TASK TO CARRY OUT: I need all the entries repeated exactly as written.

AVAILABLE DATA:
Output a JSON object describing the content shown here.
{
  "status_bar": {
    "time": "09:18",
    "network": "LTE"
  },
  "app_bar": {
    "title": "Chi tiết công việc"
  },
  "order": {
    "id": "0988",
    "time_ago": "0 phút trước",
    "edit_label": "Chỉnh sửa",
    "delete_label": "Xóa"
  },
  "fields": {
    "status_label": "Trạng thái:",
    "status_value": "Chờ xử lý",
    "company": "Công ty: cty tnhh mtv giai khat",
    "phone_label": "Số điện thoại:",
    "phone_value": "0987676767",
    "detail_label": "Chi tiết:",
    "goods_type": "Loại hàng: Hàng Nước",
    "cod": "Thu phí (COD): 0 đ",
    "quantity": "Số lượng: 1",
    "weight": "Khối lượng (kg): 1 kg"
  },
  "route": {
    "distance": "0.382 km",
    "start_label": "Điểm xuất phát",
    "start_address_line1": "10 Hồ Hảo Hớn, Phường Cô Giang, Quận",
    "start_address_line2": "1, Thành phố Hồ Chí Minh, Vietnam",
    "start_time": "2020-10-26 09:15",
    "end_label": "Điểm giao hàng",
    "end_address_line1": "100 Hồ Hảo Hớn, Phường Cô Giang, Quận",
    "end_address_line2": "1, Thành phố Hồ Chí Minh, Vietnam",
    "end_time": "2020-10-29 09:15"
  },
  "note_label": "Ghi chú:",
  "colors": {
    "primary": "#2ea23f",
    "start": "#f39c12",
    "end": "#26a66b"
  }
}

SOLUTION TO THIS TASK:
Output a JSON object describing the content shown here.
{
  "status_bar": {
    "time": "09:18",
    "network": "LTE"
  },
  "app_bar": {
    "title": "Chi tiết công việc"
  },
  "order": {
    "id": "0988",
    "time_ago": "0 phút trước",
    "edit_label": "Chỉnh sửa",
    "delete_label": "Xóa"
  },
  "fields": {
    "status_label": "Trạng thái:",
    "status_value": "Chờ xử lý",
    "company": "Công ty: cty tnhh mtv giai khat",
    "phone_label": "Số điện thoại:",
    "phone_value": "0987676767",
    "detail_label": "Chi tiết:",
    "goods_type": "Loại hàng: Hàng Nước",
    "cod": "Thu phí (COD): 0 đ",
    "quantity": "Số lượng: 1",
    "weight": "Khối lượng (kg): 1 kg"
  },
  "route": {
    "distance": "0.382 km",
    "start_label": "Điểm xuất phát",
    "start_address_line1": "10 Hồ Hảo Hớn, Phường Cô Giang, Quận",
    "start_address_line2": "1, Thành phố Hồ Chí Minh, Vietnam",
    "start_time": "2020-10-26 09:15",
    "end_label": "Điểm giao hàng",
    "end_address_line1": "100 Hồ Hảo Hớn, Phường Cô Giang, Quận",
    "end_address_line2": "1, Thành phố Hồ Chí Minh, Vietnam",
    "end_time": "2020-10-29 09:15"
  },
  "note_label": "Ghi chú:",
  "colors": {
    "primary": "#2ea23f",
    "start": "#f39c12",
    "end": "#26a66b"
  }
}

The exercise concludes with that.